The 95-year-old monarch, who contracted the virus in February, made her admission in a video call with NHS staff and patients last week.
She told them: “It does leave one very tired and exhausted, doesn’t it? This terrible pandemic. It’s not a nice result”.
When Buckingham Palace announced that the Queen had tested positive at Windsor, it was said that she had “mild cold-like symptoms”.
While she had her weekly audience with the Prime Minister, she did not appear on scheduled video calls.
Sources told the Daily Mail the cancellations were made because she sounded “croaky” and “full of cold” and not because her condition had worsened.
She also pulled out of the annual Commonwealth Day service, albeit more due to mobility problems.
However it seems that like many who have contracted COVID, the Queen – who is triple-jabbed and likely to have had her second booster injection by now –is suffering from after-effects including extreme exhaustion.
This will no doubt add to the mounting health problems of the last six months, which saw her needing hospital care last autumn and unable to conduct an engagement outside palace walls for six months.
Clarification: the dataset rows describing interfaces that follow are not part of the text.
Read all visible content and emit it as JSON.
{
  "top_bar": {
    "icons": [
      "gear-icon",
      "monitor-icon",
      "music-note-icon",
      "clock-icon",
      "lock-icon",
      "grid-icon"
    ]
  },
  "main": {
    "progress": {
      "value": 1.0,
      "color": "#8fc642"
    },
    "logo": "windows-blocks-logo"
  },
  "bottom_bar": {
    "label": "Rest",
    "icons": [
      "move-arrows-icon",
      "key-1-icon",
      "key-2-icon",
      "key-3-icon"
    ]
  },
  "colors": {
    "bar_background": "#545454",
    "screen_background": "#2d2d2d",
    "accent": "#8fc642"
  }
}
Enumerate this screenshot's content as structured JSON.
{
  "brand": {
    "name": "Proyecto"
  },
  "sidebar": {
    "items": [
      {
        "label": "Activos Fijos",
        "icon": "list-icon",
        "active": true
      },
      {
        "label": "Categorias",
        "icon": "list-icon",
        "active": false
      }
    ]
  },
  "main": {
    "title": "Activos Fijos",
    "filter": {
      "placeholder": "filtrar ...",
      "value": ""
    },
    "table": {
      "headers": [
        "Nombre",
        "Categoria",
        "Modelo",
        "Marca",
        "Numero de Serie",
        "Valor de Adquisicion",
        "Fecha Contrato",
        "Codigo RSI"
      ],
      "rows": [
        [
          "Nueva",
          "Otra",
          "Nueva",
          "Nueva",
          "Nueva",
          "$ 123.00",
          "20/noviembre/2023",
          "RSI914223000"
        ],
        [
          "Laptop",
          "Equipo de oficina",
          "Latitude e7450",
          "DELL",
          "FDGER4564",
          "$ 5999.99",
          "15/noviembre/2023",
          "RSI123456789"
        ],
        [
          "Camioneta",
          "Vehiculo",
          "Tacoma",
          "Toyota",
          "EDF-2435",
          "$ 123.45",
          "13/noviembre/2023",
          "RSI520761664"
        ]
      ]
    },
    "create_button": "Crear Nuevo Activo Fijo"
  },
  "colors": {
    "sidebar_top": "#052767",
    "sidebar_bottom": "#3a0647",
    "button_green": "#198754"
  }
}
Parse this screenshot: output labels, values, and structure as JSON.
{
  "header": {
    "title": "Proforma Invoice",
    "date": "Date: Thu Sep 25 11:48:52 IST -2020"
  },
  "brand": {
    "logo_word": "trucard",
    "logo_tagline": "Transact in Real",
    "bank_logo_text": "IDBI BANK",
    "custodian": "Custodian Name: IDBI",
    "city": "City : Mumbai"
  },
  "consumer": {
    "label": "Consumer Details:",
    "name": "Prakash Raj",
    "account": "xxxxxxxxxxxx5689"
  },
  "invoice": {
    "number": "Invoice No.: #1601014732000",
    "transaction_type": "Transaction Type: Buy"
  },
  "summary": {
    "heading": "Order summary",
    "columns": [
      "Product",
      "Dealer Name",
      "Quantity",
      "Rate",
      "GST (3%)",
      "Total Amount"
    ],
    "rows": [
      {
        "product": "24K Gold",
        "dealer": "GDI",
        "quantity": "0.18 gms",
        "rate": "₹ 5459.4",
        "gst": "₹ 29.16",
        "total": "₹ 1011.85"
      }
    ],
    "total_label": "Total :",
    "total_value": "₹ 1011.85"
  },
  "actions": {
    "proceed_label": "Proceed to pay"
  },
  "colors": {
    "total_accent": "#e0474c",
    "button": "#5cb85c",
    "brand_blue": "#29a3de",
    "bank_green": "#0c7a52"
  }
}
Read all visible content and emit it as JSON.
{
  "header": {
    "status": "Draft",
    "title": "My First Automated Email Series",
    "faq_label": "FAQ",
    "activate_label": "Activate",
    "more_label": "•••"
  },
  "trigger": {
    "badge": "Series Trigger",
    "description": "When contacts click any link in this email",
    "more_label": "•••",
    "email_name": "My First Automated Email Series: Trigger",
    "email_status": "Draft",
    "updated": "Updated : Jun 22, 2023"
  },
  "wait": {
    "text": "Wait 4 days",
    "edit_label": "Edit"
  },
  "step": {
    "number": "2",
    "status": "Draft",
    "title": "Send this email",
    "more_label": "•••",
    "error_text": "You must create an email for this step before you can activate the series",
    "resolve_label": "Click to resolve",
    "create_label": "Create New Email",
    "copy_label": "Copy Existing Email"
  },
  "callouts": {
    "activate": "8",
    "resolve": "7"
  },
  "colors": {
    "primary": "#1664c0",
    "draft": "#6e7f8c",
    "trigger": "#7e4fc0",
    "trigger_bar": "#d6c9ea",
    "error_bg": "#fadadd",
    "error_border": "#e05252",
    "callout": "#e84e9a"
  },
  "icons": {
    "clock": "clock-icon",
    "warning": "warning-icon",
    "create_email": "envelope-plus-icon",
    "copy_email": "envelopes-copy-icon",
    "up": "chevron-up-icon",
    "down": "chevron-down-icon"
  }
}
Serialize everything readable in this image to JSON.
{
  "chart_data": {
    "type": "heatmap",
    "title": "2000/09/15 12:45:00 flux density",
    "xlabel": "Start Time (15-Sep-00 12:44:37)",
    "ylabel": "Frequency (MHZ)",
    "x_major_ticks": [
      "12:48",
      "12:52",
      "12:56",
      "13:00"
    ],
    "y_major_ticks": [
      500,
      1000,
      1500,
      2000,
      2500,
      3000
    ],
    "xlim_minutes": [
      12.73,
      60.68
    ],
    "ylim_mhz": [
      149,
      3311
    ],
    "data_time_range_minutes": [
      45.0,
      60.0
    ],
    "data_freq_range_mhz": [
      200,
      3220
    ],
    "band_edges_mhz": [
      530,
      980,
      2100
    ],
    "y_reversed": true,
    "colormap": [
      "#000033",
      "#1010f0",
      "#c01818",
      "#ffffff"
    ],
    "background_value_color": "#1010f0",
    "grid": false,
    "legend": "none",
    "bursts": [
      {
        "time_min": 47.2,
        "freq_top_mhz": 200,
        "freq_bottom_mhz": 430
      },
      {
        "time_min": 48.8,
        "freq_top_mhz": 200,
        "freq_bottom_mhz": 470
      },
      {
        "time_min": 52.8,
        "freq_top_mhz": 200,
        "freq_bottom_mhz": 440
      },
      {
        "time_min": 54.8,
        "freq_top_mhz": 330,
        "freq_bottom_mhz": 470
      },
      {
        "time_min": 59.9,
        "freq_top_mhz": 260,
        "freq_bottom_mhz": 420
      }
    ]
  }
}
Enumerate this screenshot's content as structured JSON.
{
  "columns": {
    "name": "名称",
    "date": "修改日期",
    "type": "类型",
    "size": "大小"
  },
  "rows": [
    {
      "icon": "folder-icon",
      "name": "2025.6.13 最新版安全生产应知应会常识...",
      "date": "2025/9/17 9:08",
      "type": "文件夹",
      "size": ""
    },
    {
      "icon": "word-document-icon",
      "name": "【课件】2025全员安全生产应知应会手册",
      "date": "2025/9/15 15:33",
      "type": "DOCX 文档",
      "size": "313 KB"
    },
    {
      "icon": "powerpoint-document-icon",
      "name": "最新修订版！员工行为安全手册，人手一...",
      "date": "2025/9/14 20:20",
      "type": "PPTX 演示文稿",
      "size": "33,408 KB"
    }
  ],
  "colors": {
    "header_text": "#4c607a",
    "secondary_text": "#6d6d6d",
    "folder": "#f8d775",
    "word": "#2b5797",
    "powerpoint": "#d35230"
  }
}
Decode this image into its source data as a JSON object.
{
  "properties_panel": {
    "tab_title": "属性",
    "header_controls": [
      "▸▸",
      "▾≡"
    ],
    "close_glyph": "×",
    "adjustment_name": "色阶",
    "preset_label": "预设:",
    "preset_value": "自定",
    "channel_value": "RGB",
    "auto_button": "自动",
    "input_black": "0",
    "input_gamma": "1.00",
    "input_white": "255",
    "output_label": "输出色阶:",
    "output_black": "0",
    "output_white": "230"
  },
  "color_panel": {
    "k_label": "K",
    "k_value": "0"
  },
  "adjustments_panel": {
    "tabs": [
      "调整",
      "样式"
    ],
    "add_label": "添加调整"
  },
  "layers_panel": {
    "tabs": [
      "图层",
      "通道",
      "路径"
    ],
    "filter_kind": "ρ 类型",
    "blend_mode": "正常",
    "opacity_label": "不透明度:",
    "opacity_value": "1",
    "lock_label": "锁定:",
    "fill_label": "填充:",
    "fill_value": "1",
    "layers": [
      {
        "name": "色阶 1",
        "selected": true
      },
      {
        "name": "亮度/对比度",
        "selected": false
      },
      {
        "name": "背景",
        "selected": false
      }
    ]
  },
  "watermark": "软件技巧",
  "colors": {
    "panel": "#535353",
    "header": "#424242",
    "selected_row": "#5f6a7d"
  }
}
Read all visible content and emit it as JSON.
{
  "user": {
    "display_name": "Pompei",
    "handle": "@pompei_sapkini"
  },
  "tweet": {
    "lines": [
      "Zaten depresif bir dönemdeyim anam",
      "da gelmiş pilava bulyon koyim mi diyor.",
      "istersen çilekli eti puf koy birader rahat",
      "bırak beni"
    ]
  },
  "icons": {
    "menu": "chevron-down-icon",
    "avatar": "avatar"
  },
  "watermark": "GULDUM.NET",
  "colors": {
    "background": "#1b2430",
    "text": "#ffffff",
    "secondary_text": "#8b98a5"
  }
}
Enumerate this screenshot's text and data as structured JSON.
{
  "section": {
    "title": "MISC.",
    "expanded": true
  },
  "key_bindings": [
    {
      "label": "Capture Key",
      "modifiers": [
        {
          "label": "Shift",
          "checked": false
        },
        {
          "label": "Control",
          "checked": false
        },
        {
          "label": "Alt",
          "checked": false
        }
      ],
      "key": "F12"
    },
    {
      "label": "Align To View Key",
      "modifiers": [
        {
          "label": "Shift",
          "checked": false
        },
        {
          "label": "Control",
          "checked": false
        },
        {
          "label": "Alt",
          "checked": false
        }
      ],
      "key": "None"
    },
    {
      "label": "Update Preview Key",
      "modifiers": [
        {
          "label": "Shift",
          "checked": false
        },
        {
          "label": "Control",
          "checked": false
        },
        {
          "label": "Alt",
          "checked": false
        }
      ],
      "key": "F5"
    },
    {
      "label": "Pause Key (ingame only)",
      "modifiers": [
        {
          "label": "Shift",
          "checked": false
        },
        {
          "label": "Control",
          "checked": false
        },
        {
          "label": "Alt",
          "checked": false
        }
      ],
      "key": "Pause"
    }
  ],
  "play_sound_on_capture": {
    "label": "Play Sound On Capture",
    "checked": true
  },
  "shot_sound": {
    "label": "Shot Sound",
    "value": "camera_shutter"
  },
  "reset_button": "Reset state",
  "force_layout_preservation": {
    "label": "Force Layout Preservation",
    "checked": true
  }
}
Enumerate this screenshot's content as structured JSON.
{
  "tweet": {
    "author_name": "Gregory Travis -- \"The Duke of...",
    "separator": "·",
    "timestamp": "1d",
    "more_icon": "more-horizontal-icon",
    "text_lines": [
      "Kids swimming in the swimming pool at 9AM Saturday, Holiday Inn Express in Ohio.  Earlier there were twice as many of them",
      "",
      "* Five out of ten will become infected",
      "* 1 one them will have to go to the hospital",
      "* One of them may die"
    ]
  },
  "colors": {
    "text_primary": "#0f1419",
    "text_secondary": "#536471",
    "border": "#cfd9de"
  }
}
She was finally seen in public at the Duke of Edinburgh’s service of thanksgiving at the end of last month.
While she has also pulled out of this week’s Maundy Service in Windsor for the first time ever due to her mobility and handed responsibility to the Prince of Wales and Duchess of Cornwall, she has stoically continued video calls and hearings.
This week the Queen – who will celebrate her 96th birthday at the end of next week – marked the opening of the Queen Elizabeth Unit at The Royal London Hospital, of which she is patron, talking to staff and one former patient.
Wearing a floral dress with a pearl necklace, she said the staff ‘s work was “splendid”.
Nurse Charlie Mort said: “The amount of bravery that both the patients and my colleagues showed throughout the entire pandemic was amazing and the amount of kindness we were shown was inspiring. I think we will all be bonded together because of it, forever”.
“It’s amazing, isn’t it, what can be done when needs be,” the Queen said
Imam Faruq Siddiqi, hospital chaplain, said families “felt a sense of hope’ when they knew he was visiting their loved ones.
“Although I didn’t hold any miracles, I hope I was able to bring some sort of comfort to them through my presence and prayers,” he said.
The Queen replied: “It obviously was a very frightening experience to have COVID very badly, wasn’t it?”
Mr Siddiqi said: “I think what made it worse was being by themselves”.
“Exactly. So they were alone, too,” the Queen remarked.
Mireia Lopez Rey Ferrer, senior sister, said that the intensive care unit had been “unrecognizable” with so many patients.
“As nurses we made sure they were not alone,” she said.
“We held their hands, we wiped their tears, and we provided comfort. It felt at times that we were running a marathon with no finish line.”
“It must have been a terrible time for all of you,” the Queen said.
‘Not seeing your own families and also working so very hard… That [was] the unusual part of it wasn’t it, not being able to meet your relatives and being isolated.’ Asef
Hussain, a former patient, explained how he and his family had contracted COVID in December 2020.
His father and brother were also treated at the unit for COVID before they passed away.
Mr Hussain, joined by his wife, Shamina, said his brother was admitted first and died that day.
He was taken to hospital himself after struggling to breathe and was put to sleep for seven weeks.
“Once I woke up I saw the brilliant work the nurses, the doctors – the whole team here were doing. They supported me and my family in a fantastic way.
“Unfortunately while I was asleep my father passed away from COVID as well,” he said.
“Are you better now?” the Queen asked.
“I’m getting there, I’m recovering, I’m much better,” Mr Hussain said.
Mr Hussain’s wife explained how she prayed for his recovery on Zoom calls with family around the world.
“Praying for him, oh wonderful,” the Queen said.
She added: “I’m glad that you’re getting better. It does leave one very tired and exhausted doesn’t it, this horrible pandemic? It is not a nice result.”
The monarch also spoke to the team behind the building of the new unit and burst out laughing when Jeff Barley, project director, told her he plundered his “black book” to find people to help him.
The Queen replied: “That is marvelous isn’t it. It is very interesting isn’t it, when there’s some very vital thing, how everybody works together and pulls together. Marvelous, isn’t it.”
Mr Barley hailed the “little bit of Dunkirk spirit” involved, prompting the Queen, smiling, to say: “Thank goodness it still exists”, amid laughter.
The plaque was then unveiled and held up to show the monarch.
The Royal London Hospital has served the residents of East London for the past 280 years. It was granted its royal title by the Queen during a visit in 1990 to celebrate the 250th anniversary of its opening on the Whitechapel site.